“If you get in, you have to be able to get back out.” –Dad

Rooting for thieves is nothing new.  Wahlberg plays a blue collar, hard-nosed Robin Hood who’s only wanting to protect his family.  So we forgive his “doing wrong for the right reasons” credo.  Despite missing his old life, he walked the straight and narrow.

Plus, thieves seem to occupy a special place in God’s heart, too. Jesus, when he was on the cross, suffering through the slow torturous death that was crucifixion, was also the subject of cruel taunts from the crowd, soldiers, and priests. The punishment of crucifixion was reserved for the worst of criminals, those declared enemies of the Roman state. Occupying the spot originally reserved from freed criminal Barabbas, Jesus was crucified between two other criminals. Thieves, men of violence.

Initially, both thieves joined in the crowd’s scoffing, yet something changed in the (soon-to-be-contrite) thief’s mind, awoke in him. To the crowds’ jeers he heard Jesus say “Father, forgive them; for they do not know what they are doing.” He saw his life and his own actions in a new light. On the cross, his life nearing its end, he realized that his sentence was just. He took ownership of his actions, but not only that, he saw Jesus for who He was. Just as much as Jesus identified with sinners, that sinner had a perfectly focused view of the Christ. Jesus’ own disciples didn’t have such a clear faith as the thief did.

We love a rousing bad-boy-made-good story.

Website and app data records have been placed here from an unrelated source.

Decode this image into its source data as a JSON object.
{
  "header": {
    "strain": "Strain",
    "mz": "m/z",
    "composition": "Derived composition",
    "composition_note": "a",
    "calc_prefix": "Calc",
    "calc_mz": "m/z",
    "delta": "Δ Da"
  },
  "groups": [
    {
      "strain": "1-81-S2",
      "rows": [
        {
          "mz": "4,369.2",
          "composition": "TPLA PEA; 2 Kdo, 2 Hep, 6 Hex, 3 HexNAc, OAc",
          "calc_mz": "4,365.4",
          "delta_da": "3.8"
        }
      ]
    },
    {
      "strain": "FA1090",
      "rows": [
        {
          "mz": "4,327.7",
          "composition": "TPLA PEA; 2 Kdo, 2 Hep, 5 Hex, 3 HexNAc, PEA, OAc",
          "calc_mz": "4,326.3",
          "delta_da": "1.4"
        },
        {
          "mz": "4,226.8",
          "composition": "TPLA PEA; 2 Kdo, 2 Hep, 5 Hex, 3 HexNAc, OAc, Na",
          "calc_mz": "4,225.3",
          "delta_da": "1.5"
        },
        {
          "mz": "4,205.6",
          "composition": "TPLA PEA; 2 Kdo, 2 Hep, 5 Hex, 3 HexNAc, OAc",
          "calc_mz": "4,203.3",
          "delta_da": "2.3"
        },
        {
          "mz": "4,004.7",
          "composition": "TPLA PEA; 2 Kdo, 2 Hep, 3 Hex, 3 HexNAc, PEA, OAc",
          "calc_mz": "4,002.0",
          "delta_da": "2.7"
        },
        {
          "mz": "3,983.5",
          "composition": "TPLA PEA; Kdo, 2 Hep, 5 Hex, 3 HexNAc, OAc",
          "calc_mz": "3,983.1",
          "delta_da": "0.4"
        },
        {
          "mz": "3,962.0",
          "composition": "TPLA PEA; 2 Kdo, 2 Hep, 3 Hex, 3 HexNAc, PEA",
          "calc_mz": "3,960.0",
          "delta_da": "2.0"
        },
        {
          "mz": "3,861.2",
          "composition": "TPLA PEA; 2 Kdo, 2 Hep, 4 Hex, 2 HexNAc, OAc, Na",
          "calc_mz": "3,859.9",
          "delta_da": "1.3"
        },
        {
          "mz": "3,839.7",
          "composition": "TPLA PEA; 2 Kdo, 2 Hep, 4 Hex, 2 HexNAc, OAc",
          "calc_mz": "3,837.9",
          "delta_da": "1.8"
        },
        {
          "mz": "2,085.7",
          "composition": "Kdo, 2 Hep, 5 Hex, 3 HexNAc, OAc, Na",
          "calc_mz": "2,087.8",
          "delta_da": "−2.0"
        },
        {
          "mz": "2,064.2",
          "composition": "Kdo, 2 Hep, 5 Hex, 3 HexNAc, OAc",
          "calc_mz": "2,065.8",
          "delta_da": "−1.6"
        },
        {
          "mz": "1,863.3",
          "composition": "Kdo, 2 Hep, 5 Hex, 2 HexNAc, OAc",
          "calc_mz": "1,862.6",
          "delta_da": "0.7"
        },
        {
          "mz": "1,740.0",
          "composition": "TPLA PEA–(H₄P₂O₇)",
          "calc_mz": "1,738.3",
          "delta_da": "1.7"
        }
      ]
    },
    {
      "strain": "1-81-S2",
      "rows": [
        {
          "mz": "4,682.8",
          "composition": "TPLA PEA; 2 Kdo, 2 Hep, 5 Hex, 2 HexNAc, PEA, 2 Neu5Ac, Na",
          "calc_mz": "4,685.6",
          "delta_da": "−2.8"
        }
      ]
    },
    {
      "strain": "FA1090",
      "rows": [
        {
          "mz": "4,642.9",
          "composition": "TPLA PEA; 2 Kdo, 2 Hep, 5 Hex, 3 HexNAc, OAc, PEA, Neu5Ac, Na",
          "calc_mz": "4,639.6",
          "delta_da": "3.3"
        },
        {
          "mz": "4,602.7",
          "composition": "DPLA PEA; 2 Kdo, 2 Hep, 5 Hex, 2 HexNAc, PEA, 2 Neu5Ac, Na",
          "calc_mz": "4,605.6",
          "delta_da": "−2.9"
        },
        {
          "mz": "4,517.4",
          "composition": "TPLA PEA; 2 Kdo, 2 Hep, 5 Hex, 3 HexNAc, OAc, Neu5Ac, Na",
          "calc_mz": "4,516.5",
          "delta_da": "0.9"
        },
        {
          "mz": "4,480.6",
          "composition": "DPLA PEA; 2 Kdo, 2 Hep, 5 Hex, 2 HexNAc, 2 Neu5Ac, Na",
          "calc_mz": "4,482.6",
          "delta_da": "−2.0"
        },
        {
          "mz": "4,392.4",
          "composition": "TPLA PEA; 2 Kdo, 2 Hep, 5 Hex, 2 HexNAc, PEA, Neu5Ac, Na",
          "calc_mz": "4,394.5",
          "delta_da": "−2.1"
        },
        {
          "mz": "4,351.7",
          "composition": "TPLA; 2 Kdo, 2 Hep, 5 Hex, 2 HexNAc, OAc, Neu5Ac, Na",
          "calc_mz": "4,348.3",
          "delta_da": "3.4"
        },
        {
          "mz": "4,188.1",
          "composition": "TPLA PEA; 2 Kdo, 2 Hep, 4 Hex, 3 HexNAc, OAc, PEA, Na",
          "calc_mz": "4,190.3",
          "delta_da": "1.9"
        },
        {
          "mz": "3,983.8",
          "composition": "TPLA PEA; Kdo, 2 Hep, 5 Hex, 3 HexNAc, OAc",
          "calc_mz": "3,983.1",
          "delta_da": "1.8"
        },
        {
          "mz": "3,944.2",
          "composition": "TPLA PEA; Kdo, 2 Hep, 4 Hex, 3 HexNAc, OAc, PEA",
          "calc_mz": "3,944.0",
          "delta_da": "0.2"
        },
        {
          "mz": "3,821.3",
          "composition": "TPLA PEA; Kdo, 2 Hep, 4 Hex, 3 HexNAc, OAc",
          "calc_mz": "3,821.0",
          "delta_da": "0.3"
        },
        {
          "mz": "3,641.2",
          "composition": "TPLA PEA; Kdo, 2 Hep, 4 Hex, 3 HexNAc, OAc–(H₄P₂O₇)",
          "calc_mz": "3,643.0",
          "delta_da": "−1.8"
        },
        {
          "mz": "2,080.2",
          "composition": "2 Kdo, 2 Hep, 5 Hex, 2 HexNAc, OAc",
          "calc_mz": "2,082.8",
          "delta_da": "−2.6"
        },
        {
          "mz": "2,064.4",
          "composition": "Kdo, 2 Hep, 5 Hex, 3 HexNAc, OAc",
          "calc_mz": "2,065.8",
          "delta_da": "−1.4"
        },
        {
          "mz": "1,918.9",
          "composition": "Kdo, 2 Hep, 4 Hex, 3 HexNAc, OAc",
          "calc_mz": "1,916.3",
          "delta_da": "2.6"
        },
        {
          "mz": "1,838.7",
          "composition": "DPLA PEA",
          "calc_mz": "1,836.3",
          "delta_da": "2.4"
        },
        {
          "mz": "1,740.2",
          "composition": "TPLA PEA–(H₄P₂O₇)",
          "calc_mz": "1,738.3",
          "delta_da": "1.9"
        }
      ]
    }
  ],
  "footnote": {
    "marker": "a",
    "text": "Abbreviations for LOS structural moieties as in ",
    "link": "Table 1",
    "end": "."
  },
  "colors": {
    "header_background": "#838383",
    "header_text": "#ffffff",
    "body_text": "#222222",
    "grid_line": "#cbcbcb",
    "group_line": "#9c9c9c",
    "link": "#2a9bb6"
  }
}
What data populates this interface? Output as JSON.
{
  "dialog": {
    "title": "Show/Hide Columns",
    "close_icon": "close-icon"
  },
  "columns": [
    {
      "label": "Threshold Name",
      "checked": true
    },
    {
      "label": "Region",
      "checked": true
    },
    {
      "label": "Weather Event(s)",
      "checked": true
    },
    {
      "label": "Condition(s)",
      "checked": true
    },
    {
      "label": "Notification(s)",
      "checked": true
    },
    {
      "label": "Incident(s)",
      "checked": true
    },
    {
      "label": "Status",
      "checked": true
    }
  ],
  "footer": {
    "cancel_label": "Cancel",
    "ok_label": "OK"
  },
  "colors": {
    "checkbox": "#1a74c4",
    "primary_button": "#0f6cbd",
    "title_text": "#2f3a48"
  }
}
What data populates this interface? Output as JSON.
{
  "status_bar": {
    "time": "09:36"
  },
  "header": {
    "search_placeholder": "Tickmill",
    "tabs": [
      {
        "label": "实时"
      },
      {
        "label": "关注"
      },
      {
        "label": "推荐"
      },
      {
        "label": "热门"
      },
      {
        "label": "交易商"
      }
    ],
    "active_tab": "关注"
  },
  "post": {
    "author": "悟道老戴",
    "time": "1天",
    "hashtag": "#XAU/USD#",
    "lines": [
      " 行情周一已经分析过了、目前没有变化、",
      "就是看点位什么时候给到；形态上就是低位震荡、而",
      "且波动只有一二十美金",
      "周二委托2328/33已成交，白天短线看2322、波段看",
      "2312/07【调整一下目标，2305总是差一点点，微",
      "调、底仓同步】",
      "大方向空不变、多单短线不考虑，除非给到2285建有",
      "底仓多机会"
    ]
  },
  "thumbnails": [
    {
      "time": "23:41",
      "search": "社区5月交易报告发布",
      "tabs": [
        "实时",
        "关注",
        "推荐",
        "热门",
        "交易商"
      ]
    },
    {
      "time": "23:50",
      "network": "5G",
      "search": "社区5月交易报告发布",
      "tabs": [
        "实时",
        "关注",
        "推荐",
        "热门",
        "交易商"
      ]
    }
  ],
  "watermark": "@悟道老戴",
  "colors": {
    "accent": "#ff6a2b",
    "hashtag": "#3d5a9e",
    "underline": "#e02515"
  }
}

Contraband delivers exactly what you expect, almost beat for storyline beat.  No more, no less as if it were cinematic action-heist comfort food.  Like a sequel to The Italian Job played straight (as in without charm or humor) or [insert generic thriller – I kept waiting for a Mel Gibson-esque “Give me back my son!” sort of moment].  Which is the movie’s problem:  locale and smuggling backdrop aside, it is so conventional it is immediately forgettable.